I’ve also read reports of Craftsman fuel and primer lines deteriorating internally, thus fouling the carburetor.
See if they need to be cleaned or replaced.
Why Won’t My MTD Snowblower Stay Running?
MTD has a number of brands including Yard Machines and Troy-Bilt.
Its engines are susceptible to fuel problems.
If you are having a problem with your MTD snowblower running check the fuel cap is venting properly and check the fuel line to make sure it is in good shape and its connections are secure.
Or the carburetor might be clogged and need replacing or cleaning.
Why Won’t My Snowblower Stay Running Without the Choke?
If your snowblower won’t stay running without the choke it indicates that there is most likely an obstruction somewhere in the carburetor.
Usually it is the primary jet that is clogged.
Running with the choke on pulls more fuel into the carb than air. If you keep the choke on for too long, it can pull small specks of dirt into the main jet.
This restricts the fuel flow.
All the time the engine is running on choke it is pulling in more fuel which keeps it running, but as soon as the choke is turned off the engine will die.
Essentially this means the carburetor is not getting enough fuel
You will need to give the carburetor a thorough clean and check the surrounding gaskets for vacuum leaks.
Depending upon the condition of the carburetor you may need to replace it completely.
If your gas has been in the blower for more than a couple of months replace it. You may also need to replace the fuel line.
As you can see from the infographic above if you are having a problem with your snowblower not staying running, there are a number of potential causes.

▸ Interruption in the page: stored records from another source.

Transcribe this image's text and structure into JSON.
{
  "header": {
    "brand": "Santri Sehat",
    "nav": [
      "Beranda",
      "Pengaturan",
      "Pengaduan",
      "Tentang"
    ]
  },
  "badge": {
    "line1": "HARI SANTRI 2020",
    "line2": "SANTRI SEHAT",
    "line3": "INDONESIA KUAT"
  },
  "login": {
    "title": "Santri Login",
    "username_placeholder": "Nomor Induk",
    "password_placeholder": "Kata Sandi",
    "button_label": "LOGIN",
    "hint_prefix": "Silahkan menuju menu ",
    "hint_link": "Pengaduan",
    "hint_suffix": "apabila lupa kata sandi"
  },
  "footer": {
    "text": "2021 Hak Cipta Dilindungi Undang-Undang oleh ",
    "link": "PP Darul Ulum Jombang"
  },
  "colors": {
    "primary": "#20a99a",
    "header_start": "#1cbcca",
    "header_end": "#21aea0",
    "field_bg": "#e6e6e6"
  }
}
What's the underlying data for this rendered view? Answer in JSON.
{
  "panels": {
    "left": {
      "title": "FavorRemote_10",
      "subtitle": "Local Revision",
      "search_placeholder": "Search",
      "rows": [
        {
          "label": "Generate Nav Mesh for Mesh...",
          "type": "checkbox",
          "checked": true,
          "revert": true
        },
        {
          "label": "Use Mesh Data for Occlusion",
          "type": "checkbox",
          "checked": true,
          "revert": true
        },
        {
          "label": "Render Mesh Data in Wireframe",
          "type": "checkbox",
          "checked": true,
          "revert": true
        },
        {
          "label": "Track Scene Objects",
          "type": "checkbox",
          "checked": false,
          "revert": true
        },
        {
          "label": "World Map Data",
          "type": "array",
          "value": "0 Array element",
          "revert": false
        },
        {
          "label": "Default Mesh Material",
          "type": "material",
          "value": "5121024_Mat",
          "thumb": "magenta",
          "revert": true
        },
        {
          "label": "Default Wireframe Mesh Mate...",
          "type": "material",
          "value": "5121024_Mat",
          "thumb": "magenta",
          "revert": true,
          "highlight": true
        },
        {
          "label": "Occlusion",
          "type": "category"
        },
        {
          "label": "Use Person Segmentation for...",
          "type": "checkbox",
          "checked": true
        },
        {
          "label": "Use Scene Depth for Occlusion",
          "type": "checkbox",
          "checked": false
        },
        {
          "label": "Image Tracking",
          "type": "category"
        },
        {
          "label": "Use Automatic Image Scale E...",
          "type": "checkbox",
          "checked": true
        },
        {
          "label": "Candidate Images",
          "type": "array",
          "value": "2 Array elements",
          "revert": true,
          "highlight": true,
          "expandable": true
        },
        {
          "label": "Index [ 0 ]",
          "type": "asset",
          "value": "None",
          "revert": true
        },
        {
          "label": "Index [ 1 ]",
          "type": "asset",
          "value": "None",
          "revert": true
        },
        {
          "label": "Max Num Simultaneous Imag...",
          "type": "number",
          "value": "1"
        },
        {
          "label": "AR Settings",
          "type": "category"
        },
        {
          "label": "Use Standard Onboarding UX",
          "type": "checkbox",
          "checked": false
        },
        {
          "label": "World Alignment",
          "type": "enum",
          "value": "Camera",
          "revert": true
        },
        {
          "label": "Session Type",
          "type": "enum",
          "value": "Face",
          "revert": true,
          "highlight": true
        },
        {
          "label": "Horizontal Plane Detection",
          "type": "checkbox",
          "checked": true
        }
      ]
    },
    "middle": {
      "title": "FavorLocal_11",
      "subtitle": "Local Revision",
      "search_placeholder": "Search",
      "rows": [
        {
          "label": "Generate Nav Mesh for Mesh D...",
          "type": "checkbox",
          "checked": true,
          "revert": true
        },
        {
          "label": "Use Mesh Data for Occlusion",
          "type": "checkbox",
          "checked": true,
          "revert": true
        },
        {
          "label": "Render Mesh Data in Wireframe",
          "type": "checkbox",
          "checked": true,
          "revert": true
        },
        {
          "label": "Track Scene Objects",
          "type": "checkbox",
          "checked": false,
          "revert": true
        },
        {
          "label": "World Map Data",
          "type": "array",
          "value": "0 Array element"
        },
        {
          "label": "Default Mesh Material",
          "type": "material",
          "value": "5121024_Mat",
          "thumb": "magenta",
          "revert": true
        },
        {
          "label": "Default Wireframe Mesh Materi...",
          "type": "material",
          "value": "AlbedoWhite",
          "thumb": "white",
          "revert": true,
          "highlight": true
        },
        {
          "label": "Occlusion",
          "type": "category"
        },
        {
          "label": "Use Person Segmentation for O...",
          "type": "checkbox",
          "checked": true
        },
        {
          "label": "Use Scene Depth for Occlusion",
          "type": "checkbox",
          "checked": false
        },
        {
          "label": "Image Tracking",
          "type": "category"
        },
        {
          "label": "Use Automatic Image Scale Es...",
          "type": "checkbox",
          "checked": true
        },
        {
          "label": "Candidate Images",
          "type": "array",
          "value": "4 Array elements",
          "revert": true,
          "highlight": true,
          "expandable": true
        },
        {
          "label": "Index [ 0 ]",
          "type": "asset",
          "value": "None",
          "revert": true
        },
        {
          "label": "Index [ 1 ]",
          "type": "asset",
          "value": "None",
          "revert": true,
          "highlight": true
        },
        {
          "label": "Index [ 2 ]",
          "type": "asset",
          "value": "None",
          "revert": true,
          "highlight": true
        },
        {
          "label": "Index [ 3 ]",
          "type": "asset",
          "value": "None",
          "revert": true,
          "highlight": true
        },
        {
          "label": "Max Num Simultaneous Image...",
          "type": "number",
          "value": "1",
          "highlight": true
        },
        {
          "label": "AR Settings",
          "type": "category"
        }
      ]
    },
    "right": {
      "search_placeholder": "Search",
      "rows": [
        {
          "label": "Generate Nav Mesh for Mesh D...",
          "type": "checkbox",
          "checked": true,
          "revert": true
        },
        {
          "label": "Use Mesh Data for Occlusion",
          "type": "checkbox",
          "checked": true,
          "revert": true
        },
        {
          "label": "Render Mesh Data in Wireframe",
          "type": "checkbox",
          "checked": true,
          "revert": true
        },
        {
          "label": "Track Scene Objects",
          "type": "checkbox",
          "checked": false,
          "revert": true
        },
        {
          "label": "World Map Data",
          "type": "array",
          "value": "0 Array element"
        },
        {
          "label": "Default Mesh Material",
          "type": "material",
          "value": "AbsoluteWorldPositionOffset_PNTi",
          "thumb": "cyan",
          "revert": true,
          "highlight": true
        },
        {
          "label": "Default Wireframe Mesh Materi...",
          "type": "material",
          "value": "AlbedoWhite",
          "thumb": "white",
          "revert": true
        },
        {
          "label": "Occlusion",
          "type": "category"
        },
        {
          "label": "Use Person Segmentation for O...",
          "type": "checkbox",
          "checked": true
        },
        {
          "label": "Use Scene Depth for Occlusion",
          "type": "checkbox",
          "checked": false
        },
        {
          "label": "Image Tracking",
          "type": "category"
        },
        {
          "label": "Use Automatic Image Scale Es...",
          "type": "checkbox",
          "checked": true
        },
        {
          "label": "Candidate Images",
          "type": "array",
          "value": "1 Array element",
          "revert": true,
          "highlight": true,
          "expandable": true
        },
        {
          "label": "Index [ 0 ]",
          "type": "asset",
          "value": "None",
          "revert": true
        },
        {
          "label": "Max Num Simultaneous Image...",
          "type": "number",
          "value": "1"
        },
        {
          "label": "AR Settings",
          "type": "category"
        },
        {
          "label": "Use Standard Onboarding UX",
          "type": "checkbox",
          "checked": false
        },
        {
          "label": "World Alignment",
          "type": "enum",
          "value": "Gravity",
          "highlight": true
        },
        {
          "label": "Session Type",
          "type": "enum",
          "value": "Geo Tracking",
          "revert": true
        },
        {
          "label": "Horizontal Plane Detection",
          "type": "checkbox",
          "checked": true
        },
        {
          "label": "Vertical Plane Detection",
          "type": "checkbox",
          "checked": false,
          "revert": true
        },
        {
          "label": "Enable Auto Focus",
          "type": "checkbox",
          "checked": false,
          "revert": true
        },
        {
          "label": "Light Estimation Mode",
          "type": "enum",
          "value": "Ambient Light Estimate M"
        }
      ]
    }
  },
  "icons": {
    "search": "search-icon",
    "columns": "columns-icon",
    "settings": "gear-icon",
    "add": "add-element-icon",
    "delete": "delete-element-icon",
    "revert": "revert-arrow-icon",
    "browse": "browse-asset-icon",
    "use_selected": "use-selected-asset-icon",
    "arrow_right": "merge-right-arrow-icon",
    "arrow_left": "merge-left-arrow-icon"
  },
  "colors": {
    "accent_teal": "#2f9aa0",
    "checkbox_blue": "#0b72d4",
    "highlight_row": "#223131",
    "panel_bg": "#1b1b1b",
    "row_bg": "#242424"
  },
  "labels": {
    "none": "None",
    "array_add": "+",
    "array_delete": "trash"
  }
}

More often than not it is down to old gas or a dirty carburetor, or sometimes a combination of the two.
Try replacing your fuel first off and see if that makes a difference.
If it doesn’t then the carburetor is probably bunged up and needs to be cleaned or replaced.
A clogged carburetor is also usually the reason why a snow blower will only run with the choke on.
There are a few other possible explanations, but I will always start with these two items first of all and then work from there!